Deepening the Treatment
We explore how psychotherapy unfolds and how the therapist applies the basic concepts in the ongoing work of psychotherapy, including identification of the resistances and defenses in the course of a psychodynamic treatment. In addition, we gain a fundamental understanding of how to work with dreams based on Freudian and Jungian theories and how dream work deepens the treatment.
We learn how non-verbal modes of communication are predominant during the treatment; develop the skill of observing non-verbal communication; learn to differentiate our observations (objective) from our ideas (subjective); learn what the clinician might observe in oneself during a session and how this can inform the treatment; and make connections between observation to concepts of transference, countertransference, projective identification and identification.
We explore psychodynamic concepts of transference, countertransference, defenses and resistance in the context of culture, race, and sexuality.
We discuss the definitions and history of therapeutic endings; differences between planned and unplanned endings; how to apply central concepts to therapeutic endings; and transference and countertransference in therapeutic endings.
The first hour of each class is a review and discussion of basic concepts covered in assigned readings. The second hour of the class is a review of clinical material by the instructor or a student. Most reading materials are provided online. A few books may be required to be purchased.

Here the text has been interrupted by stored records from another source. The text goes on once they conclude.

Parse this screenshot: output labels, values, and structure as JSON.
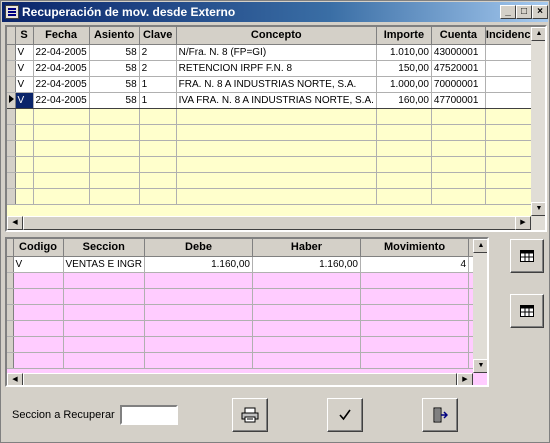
{
  "window": {
    "title": "Recuperación de mov. desde Externo"
  },
  "top_grid": {
    "columns": [
      "S",
      "Fecha",
      "Asiento",
      "Clave",
      "Concepto",
      "Importe",
      "Cuenta",
      "Incidencia"
    ],
    "rows": [
      {
        "s": "V",
        "fecha": "22-04-2005",
        "asiento": "58",
        "clave": "2",
        "concepto": "N/Fra. N. 8 (FP=GI)",
        "importe": "1.010,00",
        "cuenta": "43000001",
        "incidencia": ""
      },
      {
        "s": "V",
        "fecha": "22-04-2005",
        "asiento": "58",
        "clave": "2",
        "concepto": " RETENCION IRPF F.N. 8",
        "importe": "150,00",
        "cuenta": "47520001",
        "incidencia": ""
      },
      {
        "s": "V",
        "fecha": "22-04-2005",
        "asiento": "58",
        "clave": "1",
        "concepto": "FRA. N. 8 A INDUSTRIAS NORTE, S.A.",
        "importe": "1.000,00",
        "cuenta": "70000001",
        "incidencia": ""
      },
      {
        "s": "V",
        "fecha": "22-04-2005",
        "asiento": "58",
        "clave": "1",
        "concepto": "IVA FRA. N. 8 A INDUSTRIAS NORTE, S.A.",
        "importe": "160,00",
        "cuenta": "47700001",
        "incidencia": ""
      }
    ],
    "selected_row": 3
  },
  "bottom_grid": {
    "columns": [
      "Codigo",
      "Seccion",
      "Debe",
      "Haber",
      "Movimiento"
    ],
    "rows": [
      {
        "codigo": "V",
        "seccion": "VENTAS  E INGR",
        "debe": "1.160,00",
        "haber": "1.160,00",
        "movimiento": "4"
      }
    ]
  },
  "footer": {
    "seccion_label": "Seccion a Recuperar",
    "seccion_value": ""
  },
  "icons": {
    "grid_button_1": "table-grid-icon",
    "grid_button_2": "table-grid-icon",
    "print": "printer-icon",
    "accept": "checkmark-icon",
    "exit": "exit-door-icon"
  }
}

Throughout the program there are Integration classes, which provide an opportunity for students to deepen understanding of the theoretical concepts presented in the classes.
Classes begin on September 14, 2021, and end on April 26, 2022, with a break in December and April. Classes meet on Tuesday evenings from 7:00pm to 9:00pm. There are 31 classes.
Continuing education credits are awarded if the student completes 80 percent of all classes. For each hour of class attended the student is awarded one (1) hour continuing education credit.
Rolando J Fuentes, MSW
Applications for training courses are accepted as early as May 1, 2020 and are due by August 1, 2021 to the WSP administrative office. After this date, admissions will be considered on a space-available basis and is up to the faculty of each program. Reach out to the program contact (above) for more information.
All applicants will be interviewed by faculty.
Please submit the following to the Washington School of Psychiatry:
Admission to the Program is by application and interview. Personal psychotherapy is strongly recommended.
Annual tuition is $1200. Payment installments may be arranged through the administrative office.
The $50 application fee is nonrefundable.
Limited scholarship money may be available, based on need and merit. A scholarship application is on the wspdc.org website.
As part of the learning experience, clinical supervision by one of the program faculty is required. The student must complete 25 hours of clinical supervision before a program certificate of completion will be awarded. Supervision is $75 per session. The fee for supervision is paid directly to the supervisor.
Rolando J Fuentes, MSW (Chair)
Jessica Chan, MSW
Athena Gavaris, MSW
Ruth Neubauer, MSW
Rachel Sassoon, PsyD
Lenore Shapiro, MSW
Jody Tabner Thayer, MSW
Nina Van Sant, MSW
The Washington School of Psychiatry
5028 Wisconsin Avenue, Suite 400 Washington, DC 20016-4118
Celebrating its 85th year, the School is an accredited provider of post-graduate continuing education.
The Meyer Treatment Center provides low cost access to mental health services. It is an out-of-network facility for insurance purposes.
The Washington School of Psychiatry is an independent non-profit organization. It is not affiliated with the government of the District of Columbia or the government of the United States.
Copyright © 2020 The Washington School of Psychiatry - All Rights Reserved.
Powered by GoDaddy Website Builder